Internet of Things (IoT) incorporates internet-connected devices or sensors that have the potential to collect millions and billions of Gigabytes of data in real-time. Without any human intervention, the data in IoT is transferred among the various devices over a wireless network. IoT devices are the most significant drivers of digital transformation, new applications, data-driven optimization, innovation and streaming revenue across various sectors. Usually, IoT devices are programmed to handle specific tasks, whereas, robots are designed to learn from the environment while reacting to unforeseen conditions. The technologies behind robotics are Artificial Intelligence (AI) and Machine Learning (ML).
Imagine you want your new smart thermostat to quickly turn up the heat so that your house will be warm after your get home from work on an unusually cold day. You connect from your smartphone and ask it to act. You won't know it, but that action may take several seconds as it moves your request to the cloud and receives instructions back. Now imagine the self-driving car you're in suddenly senses a dog running into the road in front of you. The car needs to react in milliseconds to avoid a disaster.

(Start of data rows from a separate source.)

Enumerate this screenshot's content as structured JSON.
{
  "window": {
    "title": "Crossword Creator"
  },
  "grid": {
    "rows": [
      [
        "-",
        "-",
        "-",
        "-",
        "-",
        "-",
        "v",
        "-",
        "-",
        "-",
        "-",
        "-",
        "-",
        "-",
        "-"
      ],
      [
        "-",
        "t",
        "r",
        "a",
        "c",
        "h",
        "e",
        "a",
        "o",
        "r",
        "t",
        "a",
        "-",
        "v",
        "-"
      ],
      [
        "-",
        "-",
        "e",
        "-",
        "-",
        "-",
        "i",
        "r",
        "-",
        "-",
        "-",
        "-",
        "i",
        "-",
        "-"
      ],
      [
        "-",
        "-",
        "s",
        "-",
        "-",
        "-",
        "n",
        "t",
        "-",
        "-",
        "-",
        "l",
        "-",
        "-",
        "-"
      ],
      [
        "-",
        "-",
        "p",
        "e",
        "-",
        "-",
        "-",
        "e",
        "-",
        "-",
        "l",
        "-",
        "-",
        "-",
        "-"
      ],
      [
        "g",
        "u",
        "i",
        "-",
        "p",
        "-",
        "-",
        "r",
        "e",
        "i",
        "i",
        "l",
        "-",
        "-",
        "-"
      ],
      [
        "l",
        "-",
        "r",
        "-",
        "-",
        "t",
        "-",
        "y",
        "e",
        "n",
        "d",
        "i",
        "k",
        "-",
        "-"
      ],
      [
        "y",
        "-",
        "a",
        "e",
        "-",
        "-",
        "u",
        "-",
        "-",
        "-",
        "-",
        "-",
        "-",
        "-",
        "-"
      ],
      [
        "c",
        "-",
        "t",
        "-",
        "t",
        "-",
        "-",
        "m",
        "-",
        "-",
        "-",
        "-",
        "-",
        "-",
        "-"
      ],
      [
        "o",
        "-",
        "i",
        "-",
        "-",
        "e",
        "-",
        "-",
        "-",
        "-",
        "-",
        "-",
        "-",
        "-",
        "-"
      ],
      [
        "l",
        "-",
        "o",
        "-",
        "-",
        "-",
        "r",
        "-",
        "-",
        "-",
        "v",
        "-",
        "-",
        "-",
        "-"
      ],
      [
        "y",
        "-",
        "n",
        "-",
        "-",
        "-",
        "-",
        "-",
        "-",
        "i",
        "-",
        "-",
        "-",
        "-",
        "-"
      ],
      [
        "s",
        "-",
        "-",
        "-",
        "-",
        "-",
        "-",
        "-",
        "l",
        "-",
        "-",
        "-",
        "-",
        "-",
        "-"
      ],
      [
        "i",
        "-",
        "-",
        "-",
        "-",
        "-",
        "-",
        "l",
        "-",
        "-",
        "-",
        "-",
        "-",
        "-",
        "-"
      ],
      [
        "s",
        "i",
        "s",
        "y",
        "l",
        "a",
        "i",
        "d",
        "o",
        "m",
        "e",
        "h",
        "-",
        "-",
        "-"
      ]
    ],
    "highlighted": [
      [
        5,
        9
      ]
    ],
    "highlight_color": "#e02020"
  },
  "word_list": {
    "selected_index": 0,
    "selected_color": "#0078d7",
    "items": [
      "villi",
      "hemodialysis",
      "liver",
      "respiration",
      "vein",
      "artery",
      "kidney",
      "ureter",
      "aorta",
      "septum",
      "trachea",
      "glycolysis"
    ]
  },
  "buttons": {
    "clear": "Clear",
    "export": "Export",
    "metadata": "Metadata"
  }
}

Global venture capital firms are pouring money into the semiconductor startups developing the next generation of chips. Semiconductors, which have become a valued asset, are used in virtually almost every industry, including 5G networks, automation, the Internet of Things, financials, smart homes, smart cities, virtual reality (VR), augmented reality and self-driving cars. Sunghyun Park, a former quant developer at Morgan Stanley in New York, launched artificial intelligence semiconductor startup Rebellions with four co-founders to enter this red-hot industry in 2020. Today, the South Korea-based company that builds chips designed for artificial intelligence applications, announced it has raised a $50 million (62 billion KRW) Series A from investors, including Temasek's Pavilion Capital, Korean Development Bank, SV Investment, Mirae Asset Capital, Mirae Asset Ventures, IMM Investment, KB Investment and KT Investment. Its existing backers Kakao Ventures, GU Equity Partners and Seoul Techno Holdings also participated in the round, Park told TechCrunch.